  4. Geoffrey Penny

    omap 4460 is going to offer some serious OC potential… also there’s going to be a bluetooth workaround for wireless tethering based on architecture

  5. Toni Borgetto

    The specs match the Samsung Galaxy S II HD LTE, which was already announced in Korea on September 26.
    The only difference I can see at first glance is the CPU speed: 1.2 GHz vs. 1.5 GHz.

    • John Harrington, Jr.

      Kevin, considering Apple has priced its 4S based on the the amount of built in storage it has, it sounds like the Galaxy Nexus will be priced toe-to-toe with the 4S (since the 32 GB 4S is $299 and you suspect the same from the 32 GB Galaxy Nexus). If they sell it at $249 that could be a big selling point this holiday season.
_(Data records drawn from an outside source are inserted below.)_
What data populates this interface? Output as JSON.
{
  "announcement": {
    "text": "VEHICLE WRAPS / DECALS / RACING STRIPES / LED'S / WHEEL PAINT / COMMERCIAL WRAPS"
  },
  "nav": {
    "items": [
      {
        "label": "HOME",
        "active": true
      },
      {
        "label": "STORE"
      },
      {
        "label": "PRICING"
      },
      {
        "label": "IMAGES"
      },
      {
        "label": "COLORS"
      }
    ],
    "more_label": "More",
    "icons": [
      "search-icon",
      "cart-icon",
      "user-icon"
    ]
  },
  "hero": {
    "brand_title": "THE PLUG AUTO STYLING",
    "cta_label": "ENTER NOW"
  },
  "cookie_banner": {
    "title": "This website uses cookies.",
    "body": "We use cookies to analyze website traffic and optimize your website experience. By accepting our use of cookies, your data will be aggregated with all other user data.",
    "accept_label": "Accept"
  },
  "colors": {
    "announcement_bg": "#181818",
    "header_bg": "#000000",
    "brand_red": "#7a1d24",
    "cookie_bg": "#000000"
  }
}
      • Valid point, John. Then again, most Android phones debut at one price and then see price cuts of $50, $100 or more, making them cheaper than the iPhone. I’m not sure it makes that much difference in terms of sales, but that would be interesting to analyze!

  6. BGR, reported, the new iPhone would be a Sprint, exclusive. Wrong. So, who knows. It seems odd a Nexus phone would be locked to one carrier. Not very Google? It’s feeling like Christmas, in October.

    • Jack, depending on the sensor and lens solution, 5 MP might be good enough. Photos taken with the iPhone 4, for example, are often better than images from phones with 8 MP sensors. Of course, we always want the best hardware, but if done right, 5 MP will meet most needs I think. We’ll see next week for sure!

    • Brian. K

      honestly the megapixel count loss is so minimal you wont even notice. Plus they lowered the count so it could have a better low light sensor giving you an even better photo, or so i heard :p